It seems that art sculptures have been around for as long as people have inhabited the earth. We appear to have an urge to express ourselves in this way. From the monoliths of Stonehenge to the Heads on Easter Island, this habit knows no bounds of culture or civilization. It’s not that hard to see why. Who hasn’t felt the urge to whittle away at a piece of wood on a lazy summer afternoon? There are no rules for the size of the sculpture or the material used to create it. Sculptures vary in size from 7-inch figurines to the 72ft Easter Island heads and the 66ft tall sphinx with Michelangelo’s 17 foot tall David and many others in between. There are, of course, examples both smaller and larger than these. The materials used can be anything at hand but commonly include bedrock, marble, clay, or wood.
It seems there are no bounds to human creativity. You don't need to find statues interesting to appreciate art. Art forms vary and lately are more prevalent online. Take US online casinos, for example!
Sometimes the sculptures had religious significance or were created to commemorate a historical event such as success in war. Still. In many cases, the meaning and purpose of the statues remain a mystery.
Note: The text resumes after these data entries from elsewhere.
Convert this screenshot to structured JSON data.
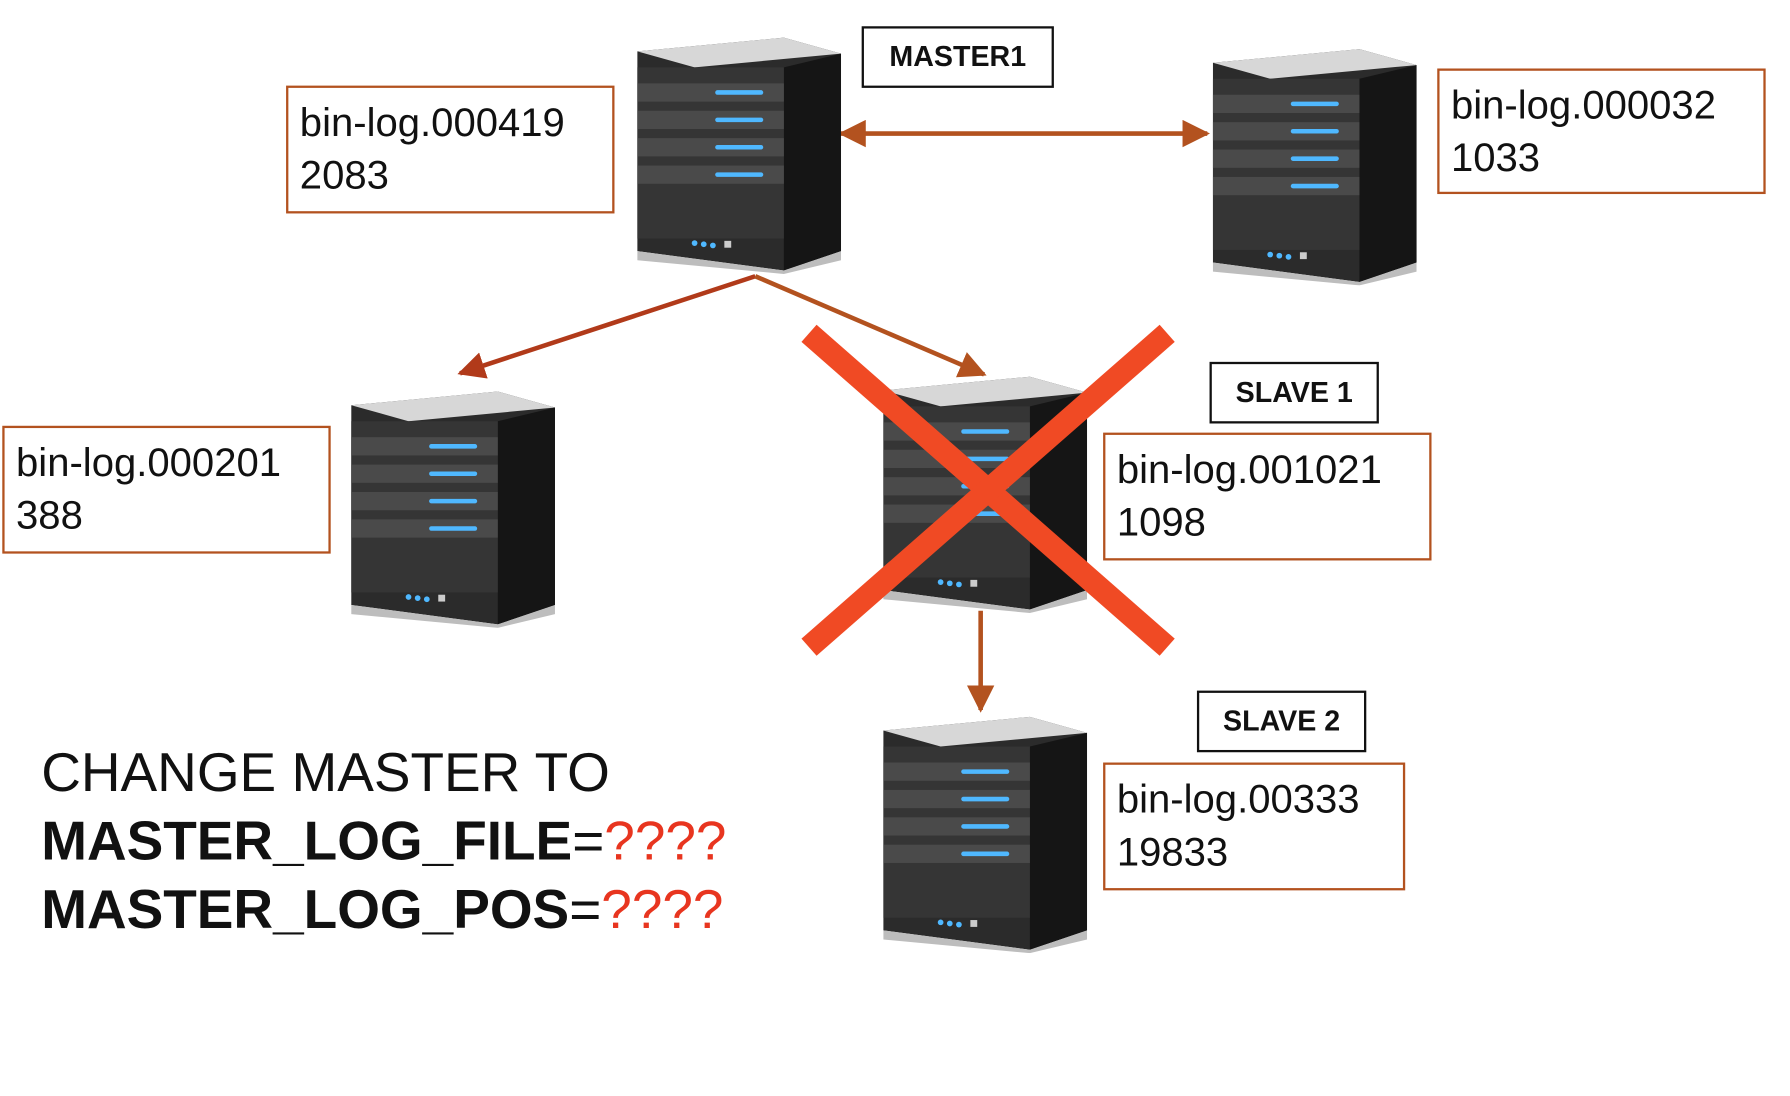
{
  "labels": {
    "master1": "MASTER1",
    "slave1": "SLAVE 1",
    "slave2": "SLAVE 2"
  },
  "logs": {
    "master1": {
      "file": "bin-log.000419",
      "pos": "2083"
    },
    "peer": {
      "file": "bin-log.000032",
      "pos": "1033"
    },
    "left_slave": {
      "file": "bin-log.000201",
      "pos": "388"
    },
    "slave1": {
      "file": "bin-log.001021",
      "pos": "1098"
    },
    "slave2": {
      "file": "bin-log.00333",
      "pos": "19833"
    }
  },
  "command": {
    "line1": "CHANGE MASTER TO",
    "log_file_key": "MASTER_LOG_FILE",
    "log_pos_key": "MASTER_LOG_POS",
    "equals": "=",
    "unknown": "????"
  },
  "colors": {
    "box_border": "#b3521f",
    "arrow": "#b3521f",
    "arrow_dark": "#b13a1a",
    "failure_cross": "#f04a24",
    "unknown_text": "#e8351f"
  },
  "icons": {
    "server": "server-tower-icon",
    "failure": "red-x-icon"
  }
}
Perhaps they were simply a way to immortalize beauty as seen by the artist.
Using the term ‘ancient’ rather loosely, we include the lifesized terracotta army from 220BCE in China and the Sphinx of Giza in Egypt, 2494BCE. There are also many examples from ancient Rome For instance, Romulus and Remus suckling on the wolf and the equestrian statue of Marcus Aurelius, the last of the five good emperors of Rome and symbol of the golden age of the Roman Empire. Also Greece, with many examples of great art sculptures like Venus de Milo, famous for her lack of arms and the discus thrower, iconic image of the Olympic games.
Some of the following are not viewed as examples of Renaissance art, but they are from around the same period, so they are included here. If we examine the more famous examples, we can see the heads on Easter Island, dating back to 1250 - 1500 BCE. There are various statues of Buddha from around the second to third century AD.
The statues we’re more likely to be familiar with date from the Renaissance in Europe. Michelangelo’s David comes to mind as a prime example but is far from the only one.
While the materials used have always varied, this becomes more noticeable with modern sculptures, where, apart from bronze casts of clay sculptures, everything from bicycle wheels to wooden boxes has been used. From a 7-inch figurine of Millenial Gaia by Oberon Zell to the 20m tall Angel of the North designed by Anthony Gormley in Gateshead, England, the size of modern sculptures still varies.
Rodin’s The Thinker, cast in bronze at 73 inches high, deserves mention here.